SHOULD VERMONT CREATE SAME SEX MARRIAGE? NO!
In a case that could be as
important and ominous as Roe v. Wade, the Vermont Supreme Court announced a
decision before Christmas that was no gift to the fragile institution of
marriage, nor to children who the court permits to be tossed aside by the
selfishness of parents.
The court held a gun to the head of
Vermont's legislature, ordering it to pick the barrel it will be shot from.
Pick Barrel A and pass America's first law creating ''same-sex marriage.''
Or pick Barrel B to confer on homosexual and lesbian couples, all the rights
of marriage without the name, calling same-sex unions, ''domestic
Why? In a nonsensical ruling, the
court concluded that the historic meaning of marriage as a union of one man
and one woman, violated Vermont's 1793 constitution! There is no language in
the constitution giving same-sex unions special status. When it was adopted,
the homosexual act of sodomy, was proscribed by law. In fact, sodomy was a
crime until 1977.
But the constitution states that
''all the people should be afforded all the benefits and protections
bestowed by government.'' The court read into those two century-old words,
the right of same-sex couples to be married, though they cannot procreate.
A global Wirthlin survey found that
84 percent agree that ''The definition of marriage is one man and one
woman.'' It is a mysterious relationship, melding two people of different
genders who create a union of unique potential strength of inimitable value
to society. The essence of marriage is the integration of a universe of
different genders which are profound and subtle, biological and cultural,
psychological and genetic, spiritual and physical.
Marriage is also the natural and
wholesome environment in which children are conceived, born, nurtured
patiently for decades by a mother and father who love them selflessly and
sacrificially. It is particularly for these vulnerable children, that
society has passed laws to protect and cherish the small civilization called
Sadly, heterosexual couples have
become increasingly cavalier about marriage. Since 1960, divorces tripled
and marriage rates have fallen by a third, while the number of cohabiting
couples has soared ten-fold. The consequences have been devastating. A third
of babies are born out-of-wedlock, and half of those born in wedlock will
see their parents divorce.
Half of children living with a
single parent are in poverty. They are three times more likely to fail a
grade or become pregnant as teens as those from intact two-parent homes, and

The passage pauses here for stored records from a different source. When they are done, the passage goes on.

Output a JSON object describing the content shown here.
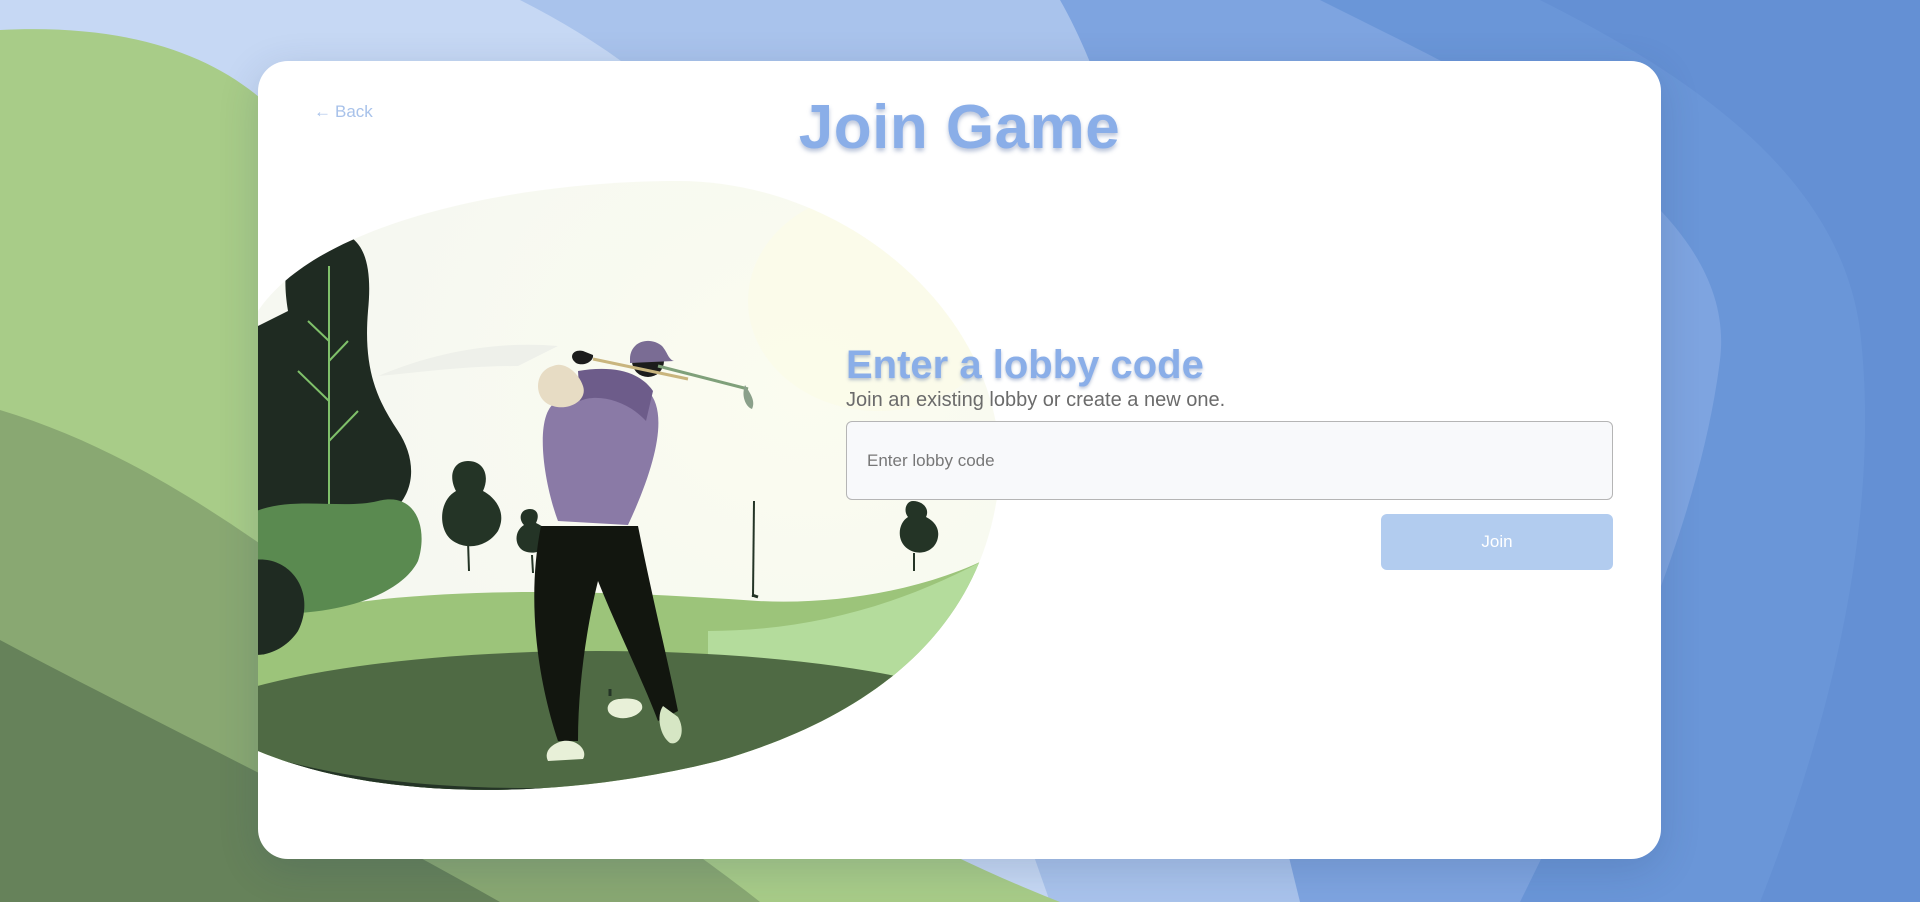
{
  "header": {
    "back_label": "Back",
    "back_arrow": "←",
    "title": "Join Game"
  },
  "form": {
    "heading": "Enter a lobby code",
    "subheading": "Join an existing lobby or create a new one.",
    "input_placeholder": "Enter lobby code",
    "input_value": "",
    "join_label": "Join"
  },
  "colors": {
    "accent": "#8aaee8",
    "button": "#b2ccef",
    "background_blue": "#6a96d8",
    "background_green": "#a8cc88"
  }
}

are four times more likely to be expelled or suspended from school.
These failures do not call for
legalizing same-sex marriages, but for reforms in the way couples are
prepared for a lifelong marriage, strengthened in existing ones, and helped
to restore marriages headed for divorce. The clergy of 119 cities have
adopted such reforms in Community Marriage Policies slashing divorce rates
in dozens of cities.
Should two lesbians or two
homosexuals be allowed to adopt children? I don't think so, because a child
deserves to be nurtured by both a mother and father. Sadly, Vermont agreed
to gay adoption five years ago, which was cited by Vermont's Supreme Court
as a reason to permit gay marriage or its equivalent ''domestic
Each step away from traditional
marriage creates a slippery slope with no standards. If two homosexuals can
parent a child, how about menage a trois, or two couples who bed swap?
Homosexual sex puts men at high
risk of contracting AIDS and many other sexually transmitted diseases.
People must be allowed to choose their sex partners. But the law should not
elevate same-sex couples to the same status as a married couple, when the
result is that it will literally condemn many to early, agonizing death.
In giving same-sex partners health
benefits or tax advantages, taxpayers would be forced to subsidize what many
abhor. When Hawaii and Alaska courts ruled same-sex marriages were legal,
they were overturned by referenda in both states by 2-1 margins.
What's the solution?
Vermont's legislature should ignore
orders of its Supreme Court to create either same-sex marriages or
equivalent domestic partnerships. It can dig in its heels. After all, the
court didn't strike down any law; it only commanded twisted remedies.
''There is something inherently
overweening, non-adjudicative and political about such a decision. The
legislature should resist this seizure of power,'' writes David Coolidge,
director of the Marriage Law Project in ''The Weekly Standard.''
The U.S. Supreme Court, in the 1888
case, Maynard v. Hill, concluded marriage is ''the foundation of the family
and society, without which there would be neither civilization nor
The institution of marriage needs
Copyright 2000 Michael J. McManus.